REQUIRED ACTION:
Copy every record verbatim but exclude the pictures.

RECORD SET:
+ + + +

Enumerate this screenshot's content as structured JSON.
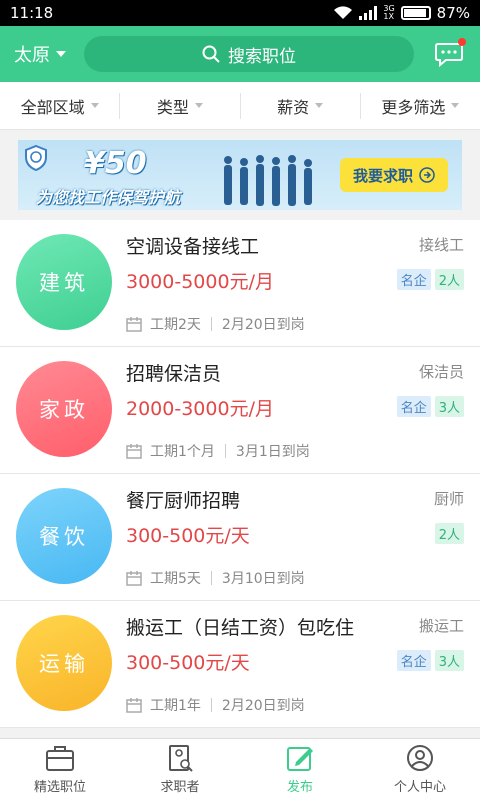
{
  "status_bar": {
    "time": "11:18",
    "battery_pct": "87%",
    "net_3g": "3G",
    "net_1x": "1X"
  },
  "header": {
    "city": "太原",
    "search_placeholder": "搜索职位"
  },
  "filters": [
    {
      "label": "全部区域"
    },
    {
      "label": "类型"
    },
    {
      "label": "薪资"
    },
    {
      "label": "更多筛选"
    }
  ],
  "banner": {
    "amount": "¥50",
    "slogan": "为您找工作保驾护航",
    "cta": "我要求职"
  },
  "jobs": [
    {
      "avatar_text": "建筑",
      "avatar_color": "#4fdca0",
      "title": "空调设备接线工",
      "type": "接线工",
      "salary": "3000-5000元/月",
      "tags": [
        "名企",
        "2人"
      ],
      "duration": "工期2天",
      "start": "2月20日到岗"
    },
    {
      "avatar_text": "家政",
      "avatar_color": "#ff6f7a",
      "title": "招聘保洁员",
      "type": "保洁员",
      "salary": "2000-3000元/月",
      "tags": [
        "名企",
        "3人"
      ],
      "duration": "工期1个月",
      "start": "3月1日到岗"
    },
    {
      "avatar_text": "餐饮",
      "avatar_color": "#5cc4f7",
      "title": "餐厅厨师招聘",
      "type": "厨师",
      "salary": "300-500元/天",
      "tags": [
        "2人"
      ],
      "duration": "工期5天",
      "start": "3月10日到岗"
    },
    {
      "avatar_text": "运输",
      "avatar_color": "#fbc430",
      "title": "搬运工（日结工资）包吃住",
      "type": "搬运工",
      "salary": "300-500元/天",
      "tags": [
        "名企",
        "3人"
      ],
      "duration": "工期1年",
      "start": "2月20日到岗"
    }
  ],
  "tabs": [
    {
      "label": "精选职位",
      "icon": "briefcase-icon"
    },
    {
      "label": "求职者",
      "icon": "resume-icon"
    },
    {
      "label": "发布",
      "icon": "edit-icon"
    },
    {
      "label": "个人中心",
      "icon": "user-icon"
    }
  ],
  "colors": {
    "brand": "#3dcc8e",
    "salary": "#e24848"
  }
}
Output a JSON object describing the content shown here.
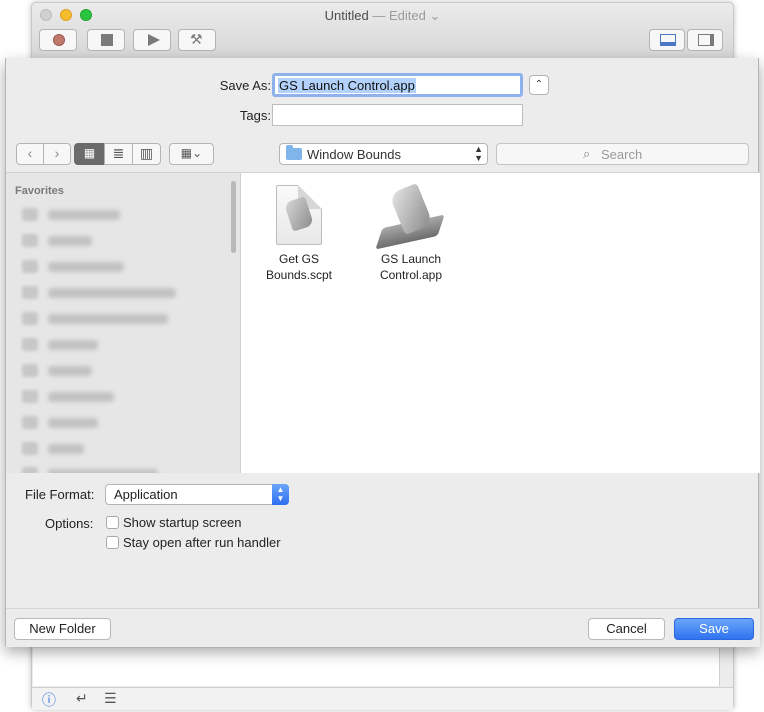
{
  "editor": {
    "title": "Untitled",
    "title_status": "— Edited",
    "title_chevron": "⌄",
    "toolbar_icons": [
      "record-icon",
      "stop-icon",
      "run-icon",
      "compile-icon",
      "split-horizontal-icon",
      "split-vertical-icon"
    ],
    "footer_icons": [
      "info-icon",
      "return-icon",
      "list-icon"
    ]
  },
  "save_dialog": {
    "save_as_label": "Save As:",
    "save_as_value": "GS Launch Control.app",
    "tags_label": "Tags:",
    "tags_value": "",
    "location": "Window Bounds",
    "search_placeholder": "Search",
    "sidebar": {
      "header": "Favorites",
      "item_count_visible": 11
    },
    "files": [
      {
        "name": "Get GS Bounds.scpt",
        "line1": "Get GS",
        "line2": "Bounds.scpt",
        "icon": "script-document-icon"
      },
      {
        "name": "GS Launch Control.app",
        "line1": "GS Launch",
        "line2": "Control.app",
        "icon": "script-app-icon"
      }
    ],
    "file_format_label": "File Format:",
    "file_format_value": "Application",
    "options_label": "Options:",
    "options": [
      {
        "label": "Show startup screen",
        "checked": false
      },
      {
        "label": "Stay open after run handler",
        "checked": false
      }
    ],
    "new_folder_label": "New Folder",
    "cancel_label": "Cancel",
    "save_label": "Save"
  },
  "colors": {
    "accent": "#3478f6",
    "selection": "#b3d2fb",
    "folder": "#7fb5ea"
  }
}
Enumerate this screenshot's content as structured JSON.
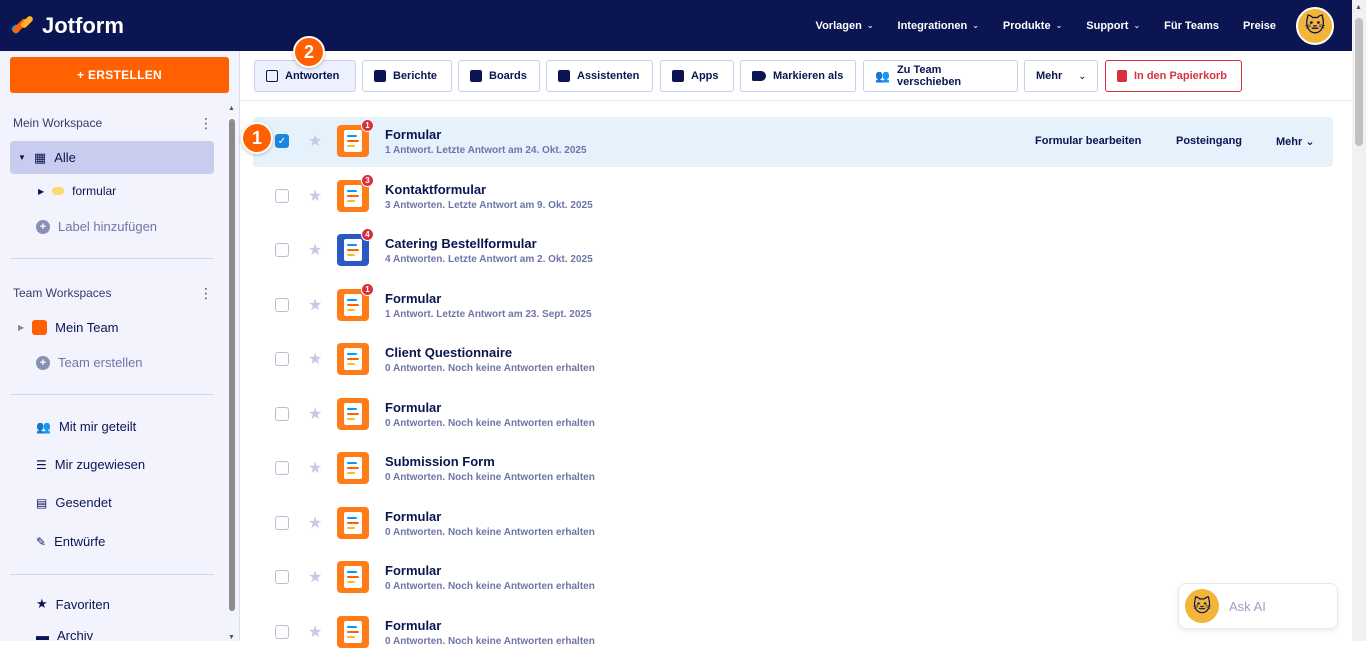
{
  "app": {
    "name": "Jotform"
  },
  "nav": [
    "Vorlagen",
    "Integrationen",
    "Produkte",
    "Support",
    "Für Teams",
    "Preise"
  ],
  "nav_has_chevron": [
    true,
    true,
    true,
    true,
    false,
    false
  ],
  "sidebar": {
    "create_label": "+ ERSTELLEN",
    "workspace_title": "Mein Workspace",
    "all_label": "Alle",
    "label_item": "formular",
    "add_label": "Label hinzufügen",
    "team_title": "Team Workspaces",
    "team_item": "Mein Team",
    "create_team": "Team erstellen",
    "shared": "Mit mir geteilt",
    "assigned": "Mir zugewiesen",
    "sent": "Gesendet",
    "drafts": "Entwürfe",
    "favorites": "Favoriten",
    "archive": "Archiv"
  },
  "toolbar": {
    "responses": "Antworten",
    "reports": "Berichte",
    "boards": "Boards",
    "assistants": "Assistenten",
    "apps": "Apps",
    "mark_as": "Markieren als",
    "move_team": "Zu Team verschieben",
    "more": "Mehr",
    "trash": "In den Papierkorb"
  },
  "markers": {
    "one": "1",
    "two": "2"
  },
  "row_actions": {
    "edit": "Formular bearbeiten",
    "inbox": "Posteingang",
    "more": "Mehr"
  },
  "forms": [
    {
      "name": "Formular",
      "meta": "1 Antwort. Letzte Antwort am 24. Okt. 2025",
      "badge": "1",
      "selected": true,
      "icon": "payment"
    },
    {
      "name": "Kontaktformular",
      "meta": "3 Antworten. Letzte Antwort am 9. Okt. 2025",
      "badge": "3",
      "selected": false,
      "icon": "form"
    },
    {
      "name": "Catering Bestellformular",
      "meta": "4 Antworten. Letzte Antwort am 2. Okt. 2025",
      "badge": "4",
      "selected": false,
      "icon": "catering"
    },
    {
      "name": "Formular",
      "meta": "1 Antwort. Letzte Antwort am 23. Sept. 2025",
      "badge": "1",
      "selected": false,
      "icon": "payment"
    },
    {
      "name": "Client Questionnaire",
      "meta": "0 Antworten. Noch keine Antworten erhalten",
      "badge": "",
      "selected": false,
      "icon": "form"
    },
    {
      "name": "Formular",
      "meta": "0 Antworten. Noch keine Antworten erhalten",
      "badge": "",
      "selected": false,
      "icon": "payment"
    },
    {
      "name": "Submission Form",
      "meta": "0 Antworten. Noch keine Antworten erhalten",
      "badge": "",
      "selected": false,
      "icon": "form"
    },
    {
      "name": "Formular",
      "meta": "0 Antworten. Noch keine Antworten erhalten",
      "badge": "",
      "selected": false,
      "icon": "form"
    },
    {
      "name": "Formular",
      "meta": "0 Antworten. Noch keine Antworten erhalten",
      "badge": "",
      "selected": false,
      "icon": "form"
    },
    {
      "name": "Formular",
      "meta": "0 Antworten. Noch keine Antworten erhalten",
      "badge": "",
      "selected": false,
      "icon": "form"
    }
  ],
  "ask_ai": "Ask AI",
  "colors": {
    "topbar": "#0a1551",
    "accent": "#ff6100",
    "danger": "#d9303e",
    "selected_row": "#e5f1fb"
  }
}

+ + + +

WRITTEN RESPONSE:
Enumerate this screenshot's content as structured JSON.
{
  "status_bar": {
    "time": "11:18",
    "battery_pct": "87%",
    "net_3g": "3G",
    "net_1x": "1X"
  },
  "header": {
    "city": "太原",
    "search_placeholder": "搜索职位"
  },
  "filters": [
    {
      "label": "全部区域"
    },
    {
      "label": "类型"
    },
    {
      "label": "薪资"
    },
    {
      "label": "更多筛选"
    }
  ],
  "banner": {
    "amount": "¥50",
    "slogan": "为您找工作保驾护航",
    "cta": "我要求职"
  },
  "jobs": [
    {
      "avatar_text": "建筑",
      "avatar_color": "#4fdca0",
      "title": "空调设备接线工",
      "type": "接线工",
      "salary": "3000-5000元/月",
      "tags": [
        "名企",
        "2人"
      ],
      "duration": "工期2天",
      "start": "2月20日到岗"
    },
    {
      "avatar_text": "家政",
      "avatar_color": "#ff6f7a",
      "title": "招聘保洁员",
      "type": "保洁员",
      "salary": "2000-3000元/月",
      "tags": [
        "名企",
        "3人"
      ],
      "duration": "工期1个月",
      "start": "3月1日到岗"
    },
    {
      "avatar_text": "餐饮",
      "avatar_color": "#5cc4f7",
      "title": "餐厅厨师招聘",
      "type": "厨师",
      "salary": "300-500元/天",
      "tags": [
        "2人"
      ],
      "duration": "工期5天",
      "start": "3月10日到岗"
    },
    {
      "avatar_text": "运输",
      "avatar_color": "#fbc430",
      "title": "搬运工（日结工资）包吃住",
      "type": "搬运工",
      "salary": "300-500元/天",
      "tags": [
        "名企",
        "3人"
      ],
      "duration": "工期1年",
      "start": "2月20日到岗"
    }
  ],
  "tabs": [
    {
      "label": "精选职位",
      "icon": "briefcase-icon"
    },
    {
      "label": "求职者",
      "icon": "resume-icon"
    },
    {
      "label": "发布",
      "icon": "edit-icon"
    },
    {
      "label": "个人中心",
      "icon": "user-icon"
    }
  ],
  "colors": {
    "brand": "#3dcc8e",
    "salary": "#e24848"
  }
}
Output a JSON object describing the content shown here.
{
  "editor": {
    "title": "Untitled",
    "title_status": "— Edited",
    "title_chevron": "⌄",
    "toolbar_icons": [
      "record-icon",
      "stop-icon",
      "run-icon",
      "compile-icon",
      "split-horizontal-icon",
      "split-vertical-icon"
    ],
    "footer_icons": [
      "info-icon",
      "return-icon",
      "list-icon"
    ]
  },
  "save_dialog": {
    "save_as_label": "Save As:",
    "save_as_value": "GS Launch Control.app",
    "tags_label": "Tags:",
    "tags_value": "",
    "location": "Window Bounds",
    "search_placeholder": "Search",
    "sidebar": {
      "header": "Favorites",
      "item_count_visible": 11
    },
    "files": [
      {
        "name": "Get GS Bounds.scpt",
        "line1": "Get GS",
        "line2": "Bounds.scpt",
        "icon": "script-document-icon"
      },
      {
        "name": "GS Launch Control.app",
        "line1": "GS Launch",
        "line2": "Control.app",
        "icon": "script-app-icon"
      }
    ],
    "file_format_label": "File Format:",
    "file_format_value": "Application",
    "options_label": "Options:",
    "options": [
      {
        "label": "Show startup screen",
        "checked": false
      },
      {
        "label": "Stay open after run handler",
        "checked": false
      }
    ],
    "new_folder_label": "New Folder",
    "cancel_label": "Cancel",
    "save_label": "Save"
  },
  "colors": {
    "accent": "#3478f6",
    "selection": "#b3d2fb",
    "folder": "#7fb5ea"
  }
}
Enumerate this screenshot's content as structured JSON.
{
  "app": {
    "name": "Jotform"
  },
  "nav": [
    "Vorlagen",
    "Integrationen",
    "Produkte",
    "Support",
    "Für Teams",
    "Preise"
  ],
  "nav_has_chevron": [
    true,
    true,
    true,
    true,
    false,
    false
  ],
  "sidebar": {
    "create_label": "+ ERSTELLEN",
    "workspace_title": "Mein Workspace",
    "all_label": "Alle",
    "label_item": "formular",
    "add_label": "Label hinzufügen",
    "team_title": "Team Workspaces",
    "team_item": "Mein Team",
    "create_team": "Team erstellen",
    "shared": "Mit mir geteilt",
    "assigned": "Mir zugewiesen",
    "sent": "Gesendet",
    "drafts": "Entwürfe",
    "favorites": "Favoriten",
    "archive": "Archiv"
  },
  "toolbar": {
    "responses": "Antworten",
    "reports": "Berichte",
    "boards": "Boards",
    "assistants": "Assistenten",
    "apps": "Apps",
    "mark_as": "Markieren als",
    "move_team": "Zu Team verschieben",
    "more": "Mehr",
    "trash": "In den Papierkorb"
  },
  "markers": {
    "one": "1",
    "two": "2"
  },
  "row_actions": {
    "edit": "Formular bearbeiten",
    "inbox": "Posteingang",
    "more": "Mehr"
  },
  "forms": [
    {
      "name": "Formular",
      "meta": "1 Antwort. Letzte Antwort am 24. Okt. 2025",
      "badge": "1",
      "selected": true,
      "icon": "payment"
    },
    {
      "name": "Kontaktformular",
      "meta": "3 Antworten. Letzte Antwort am 9. Okt. 2025",
      "badge": "3",
      "selected": false,
      "icon": "form"
    },
    {
      "name": "Catering Bestellformular",
      "meta": "4 Antworten. Letzte Antwort am 2. Okt. 2025",
      "badge": "4",
      "selected": false,
      "icon": "catering"
    },
    {
      "name": "Formular",
      "meta": "1 Antwort. Letzte Antwort am 23. Sept. 2025",
      "badge": "1",
      "selected": false,
      "icon": "payment"
    },
    {
      "name": "Client Questionnaire",
      "meta": "0 Antworten. Noch keine Antworten erhalten",
      "badge": "",
      "selected": false,
      "icon": "form"
    },
    {
      "name": "Formular",
      "meta": "0 Antworten. Noch keine Antworten erhalten",
      "badge": "",
      "selected": false,
      "icon": "payment"
    },
    {
      "name": "Submission Form",
      "meta": "0 Antworten. Noch keine Antworten erhalten",
      "badge": "",
      "selected": false,
      "icon": "form"
    },
    {
      "name": "Formular",
      "meta": "0 Antworten. Noch keine Antworten erhalten",
      "badge": "",
      "selected": false,
      "icon": "form"
    },
    {
      "name": "Formular",
      "meta": "0 Antworten. Noch keine Antworten erhalten",
      "badge": "",
      "selected": false,
      "icon": "form"
    },
    {
      "name": "Formular",
      "meta": "0 Antworten. Noch keine Antworten erhalten",
      "badge": "",
      "selected": false,
      "icon": "form"
    }
  ],
  "ask_ai": "Ask AI",
  "colors": {
    "topbar": "#0a1551",
    "accent": "#ff6100",
    "danger": "#d9303e",
    "selected_row": "#e5f1fb"
  }
}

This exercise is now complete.